McLaren didn’t disappoint with their much anticipated aerodynamic update to the Renault-powered MCL33. With updates all around the car, the most intriguing changes were done at the front, where an entirely new and unique nose cone has debuted on the car when it was sent to scrutineering on Thursday afternoon.
McLaren was clearly inspired by solutions seen elsewhere, with the team now implementing an open thumb nose, akin to Red Bull Racing’s solution to reduce drag created by the tip of the nose. However, the new nose features another two apertures, left and right of this opened tip. Combined, they make sure the nose complies with regulatory requirements to have a low tip of the nose, while the width of the three apertures combined enables the team to move the front wing supports further apart from each other.
The structure that sits downstream of the three apertures is complex, but generally speaking, it is the central thumb that forms the tip of the structural section of the nose, which is shape-wise similar to the previous design, albeit a lot narrower. It widens up just ahead of the front bulkhead connection, making it similar to Mercedes’ solution, albeit with a shorter nose. Just like on the Mercedes, this exposes the upper front wishbones more to free airflow, enabling these to have an increased aerodynamic effect.
The outer two inlets at the tip of the nose cone are part of an aerodynamic shape that incorporates the front wing supports. The leading edge of that section shows how much McLaren wants airflow underneath the nose, in between the front wing pillars. To control this flow, the aerodynamicists have also added a cape-like structure – thankfully all painted in orange – that mildly slopes downward. Clearly there to control airflow structures downstream, the design is similar to Mercedes’ solution. The layout introduced by McLaren though makes the cape an integrated part of the nose, whereas it seems more of an add-on for the Mercedes.
All these changes combined are no doubt interesting, but McLaren have also added fairings along the shoulders of the nose. This is entirely new, and seems to be designed for helping the airflow the is shed off the top of the nose to stay attached to the side surfaces of the nose cone. This flow happens on each design of nose cone, as air flows around the edges due to the lower pressure existing underneath the nose cone. It is believed these fairings can help stability under yaw.

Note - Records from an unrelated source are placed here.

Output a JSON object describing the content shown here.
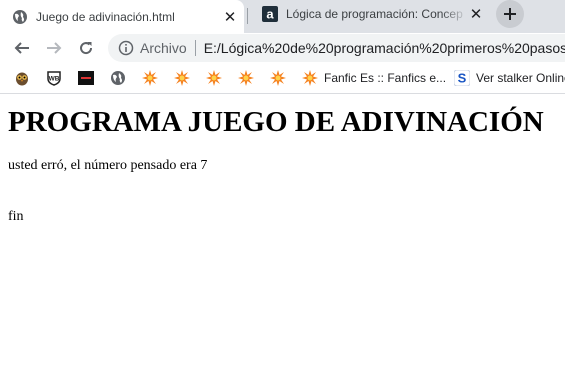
{
  "tabs": [
    {
      "title": "Juego de adivinación.html",
      "active": true,
      "favicon": "globe-icon"
    },
    {
      "title": "Lógica de programación: Concep",
      "active": false,
      "favicon": "alura-a-icon"
    }
  ],
  "toolbar": {
    "scheme_label": "Archivo",
    "url": "E:/Lógica%20de%20programación%20primeros%20pasos/"
  },
  "bookmarks": [
    {
      "icon": "owl-icon",
      "label": ""
    },
    {
      "icon": "warner-bros-icon",
      "label": ""
    },
    {
      "icon": "dark-tile-icon",
      "label": ""
    },
    {
      "icon": "globe-icon",
      "label": ""
    },
    {
      "icon": "orange-burst-icon",
      "label": ""
    },
    {
      "icon": "orange-burst-icon",
      "label": ""
    },
    {
      "icon": "orange-burst-icon",
      "label": ""
    },
    {
      "icon": "orange-burst-icon",
      "label": ""
    },
    {
      "icon": "orange-burst-icon",
      "label": ""
    },
    {
      "icon": "orange-burst-icon",
      "label": "Fanfic Es :: Fanfics e..."
    },
    {
      "icon": "s-badge-icon",
      "label": "Ver stalker Online"
    }
  ],
  "page": {
    "heading": "PROGRAMA JUEGO DE ADIVINACIÓN",
    "message": "usted erró, el número pensado era 7",
    "end_text": "fin"
  },
  "colors": {
    "tabstrip": "#dee1e6",
    "omnibox": "#f1f3f4",
    "burst": "#f5821f"
  }
}
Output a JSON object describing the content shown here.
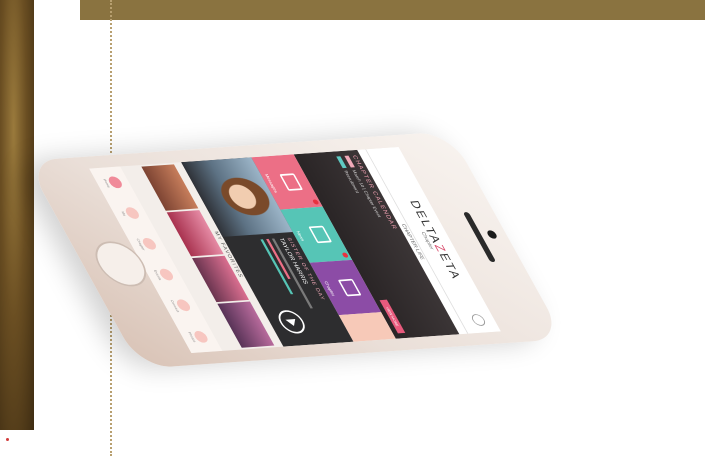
{
  "app": {
    "brand_left": "DELTA",
    "brand_mid": "Z",
    "brand_right": "ETA",
    "brand_sub": "Chapter",
    "chapter_label": "CHAPTER LIFE"
  },
  "calendar": {
    "title": "CHAPTER CALENDAR",
    "line1": "March 10  |  Chapter Event",
    "line2": "Recruitment",
    "button": "VIEW MORE"
  },
  "tiles": [
    {
      "label": "Messages"
    },
    {
      "label": "News"
    },
    {
      "label": "Chapter"
    },
    {
      "label": ""
    }
  ],
  "video": {
    "heading": "SISTER OF THE DAY",
    "name": "TAYLOR HARRIS"
  },
  "favorites": {
    "title": "MY FAVORITES"
  },
  "dock": [
    {
      "label": "Home"
    },
    {
      "label": "Me"
    },
    {
      "label": "Chapter"
    },
    {
      "label": "Events"
    },
    {
      "label": "Connect"
    },
    {
      "label": "Photos"
    }
  ],
  "colors": {
    "accent": "#ec6f86",
    "teal": "#56c5b6",
    "purple": "#8c4ca6"
  }
}
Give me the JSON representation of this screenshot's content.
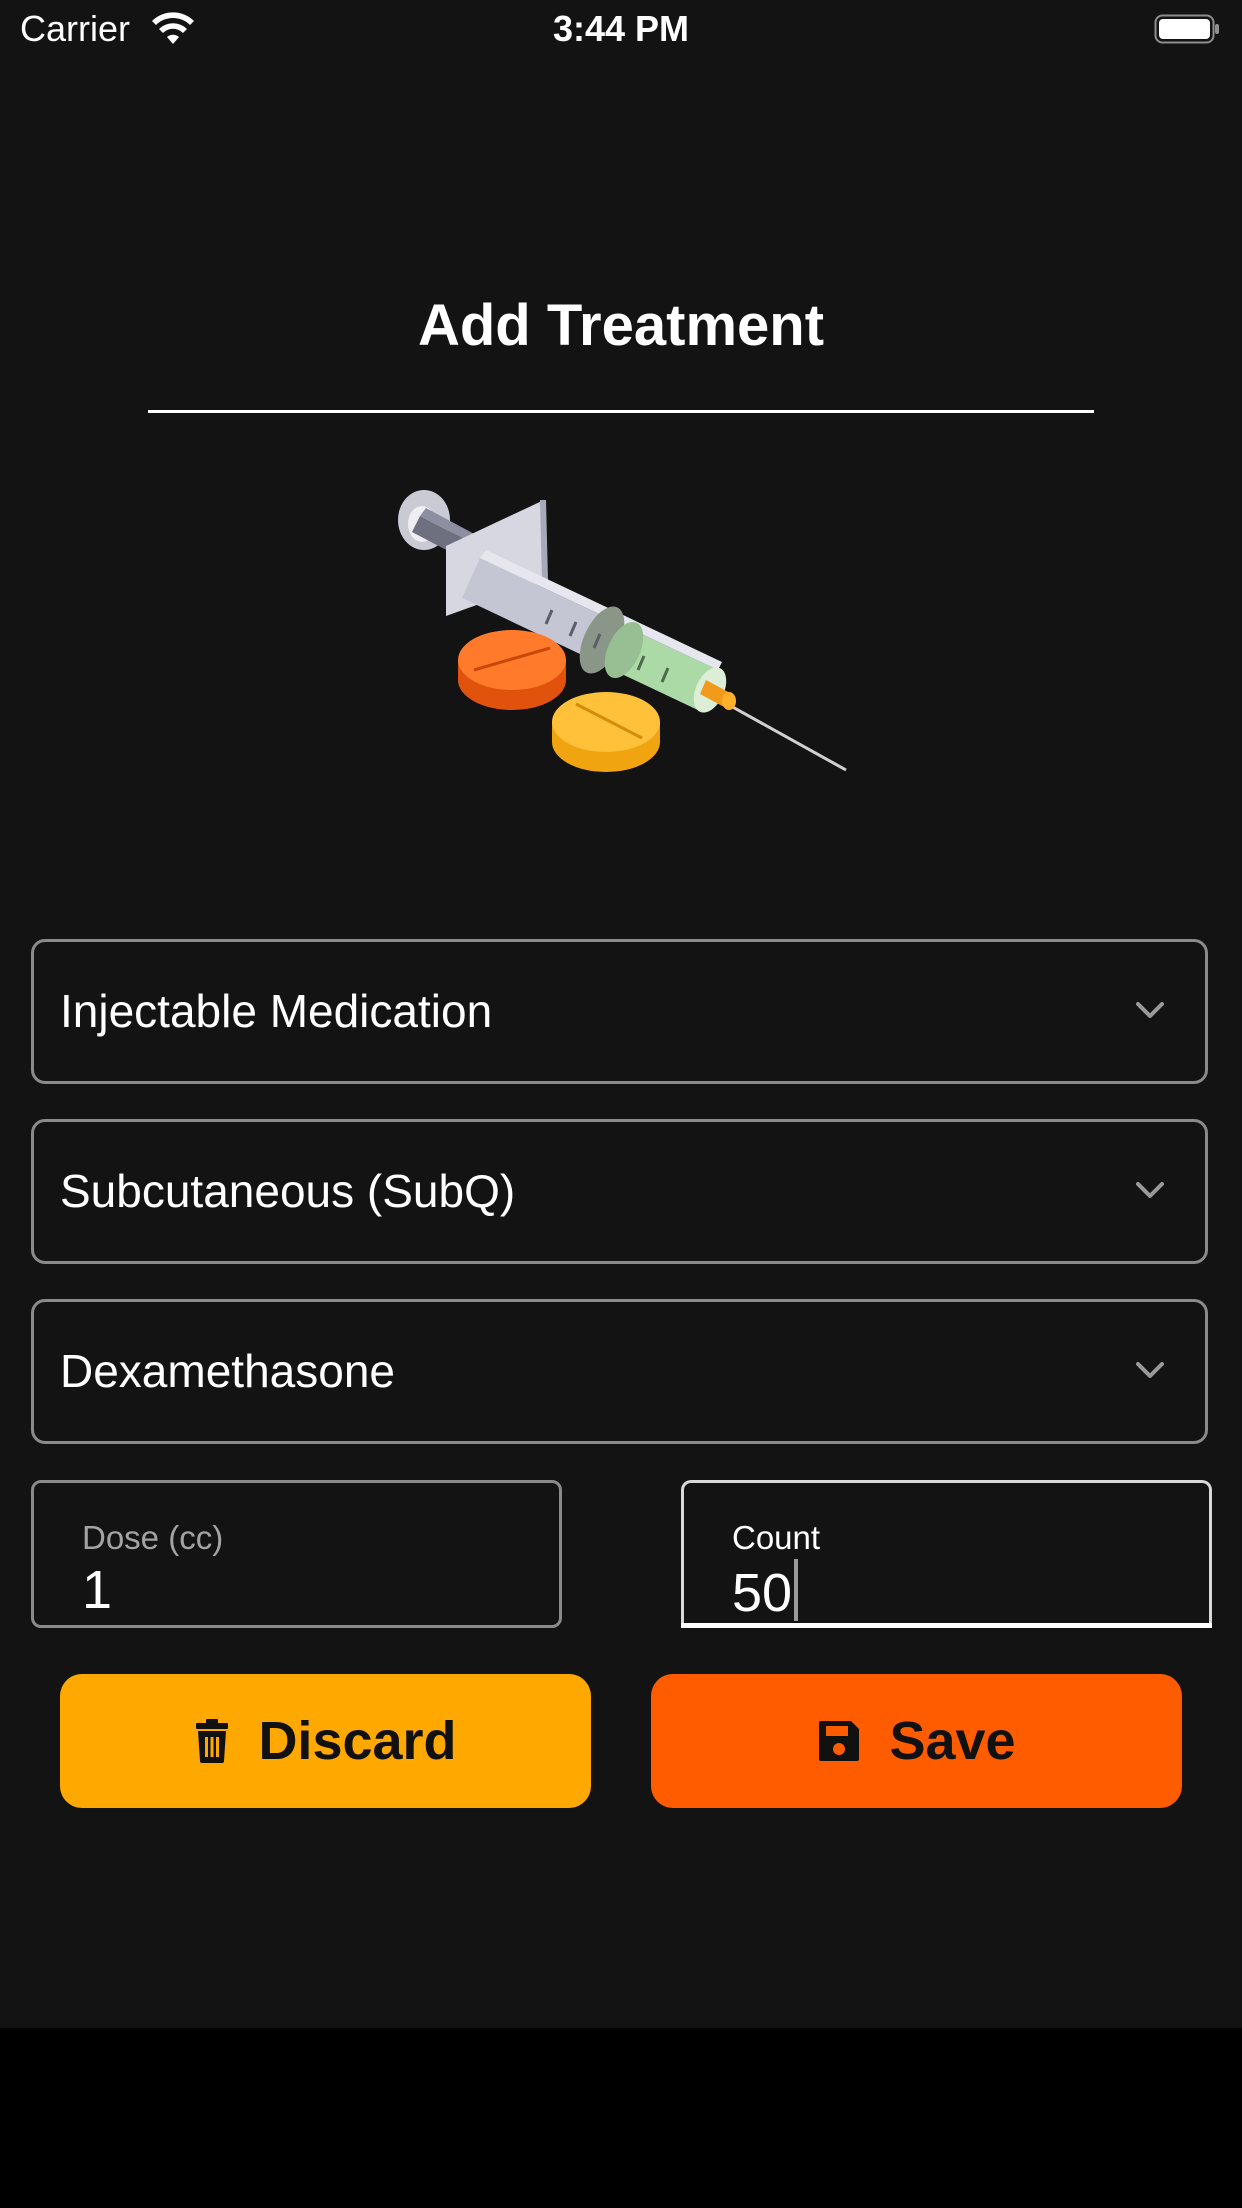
{
  "status_bar": {
    "carrier": "Carrier",
    "time": "3:44 PM"
  },
  "header": {
    "title": "Add Treatment"
  },
  "illustration": {
    "icon": "syringe-and-pills-illustration"
  },
  "form": {
    "treatment_type": {
      "value": "Injectable Medication"
    },
    "route": {
      "value": "Subcutaneous (SubQ)"
    },
    "medication": {
      "value": "Dexamethasone"
    },
    "dose": {
      "label": "Dose (cc)",
      "value": "1"
    },
    "count": {
      "label": "Count",
      "value": "50"
    }
  },
  "actions": {
    "discard_label": "Discard",
    "save_label": "Save"
  },
  "colors": {
    "background": "#131313",
    "discard": "#ffa800",
    "save": "#ff5c00",
    "border": "#8a8a8a"
  }
}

Furthermore, it should be noted that it looks like the airflow from the three openings is exited centrally, underneath the nose cone. An S-duct appears to be missing still, but apertures on the underside of the tub may still hint an introduction of such device later on.

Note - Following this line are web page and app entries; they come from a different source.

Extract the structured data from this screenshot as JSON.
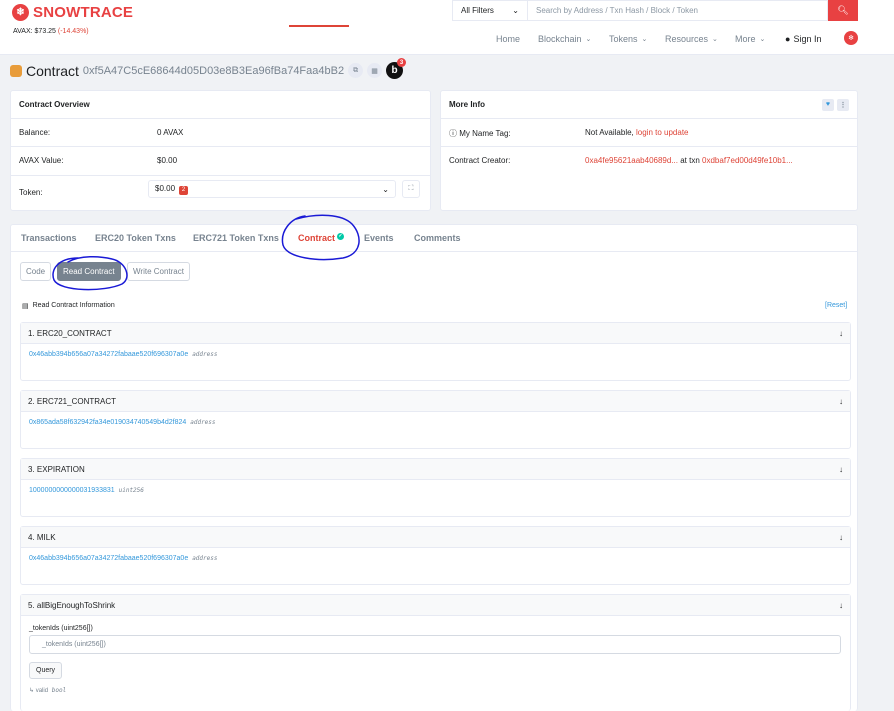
{
  "header": {
    "brand": "SNOWTRACE",
    "price_label": "AVAX: $73.25",
    "price_change": "(-14.43%)",
    "filter_label": "All Filters",
    "search_placeholder": "Search by Address / Txn Hash / Block / Token",
    "nav": [
      "Home",
      "Blockchain",
      "Tokens",
      "Resources",
      "More",
      "Sign In"
    ]
  },
  "page": {
    "title_label": "Contract",
    "address": "0xf5A47C5cE68644d05D03e8B3Ea96fBa74Faa4bB2",
    "b_badge_count": "3"
  },
  "overview": {
    "title": "Contract Overview",
    "balance_label": "Balance:",
    "balance_value": "0 AVAX",
    "value_label": "AVAX Value:",
    "value_value": "$0.00",
    "token_label": "Token:",
    "token_value": "$0.00",
    "token_badge": "2"
  },
  "more_info": {
    "title": "More Info",
    "name_tag_label": "My Name Tag:",
    "name_tag_value": "Not Available,",
    "name_tag_link": "login to update",
    "creator_label": "Contract Creator:",
    "creator_addr": "0xa4fe95621aab40689d...",
    "creator_at": "at txn",
    "creator_txn": "0xdbaf7ed00d49fe10b1..."
  },
  "tabs": [
    "Transactions",
    "ERC20 Token Txns",
    "ERC721 Token Txns",
    "Contract",
    "Events",
    "Comments"
  ],
  "subtabs": [
    "Code",
    "Read Contract",
    "Write Contract"
  ],
  "read": {
    "info": "Read Contract Information",
    "reset": "[Reset]",
    "functions": [
      {
        "name": "1. ERC20_CONTRACT",
        "value": "0x46abb394b656a07a34272fabaae520f696307a0e",
        "type": "address"
      },
      {
        "name": "2. ERC721_CONTRACT",
        "value": "0x865ada58f632942fa34e019034740549b4d2f824",
        "type": "address"
      },
      {
        "name": "3. EXPIRATION",
        "value": "1000000000000031933831",
        "type": "uint256"
      },
      {
        "name": "4. MILK",
        "value": "0x46abb394b656a07a34272fabaae520f696307a0e",
        "type": "address"
      },
      {
        "name": "5. allBigEnoughToShrink",
        "param_label": "_tokenIds (uint256[])",
        "placeholder": "_tokenIds (uint256[])",
        "button": "Query",
        "output_prefix": "valid",
        "output_type": "bool"
      }
    ]
  },
  "colors": {
    "brand": "#e84142",
    "link": "#3498db",
    "annotation": "#1a1ad6"
  }
}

No doubt, McLaren has some airflow verification work to do, but the real question is whether all this will be better than the updates that other teams are bringing.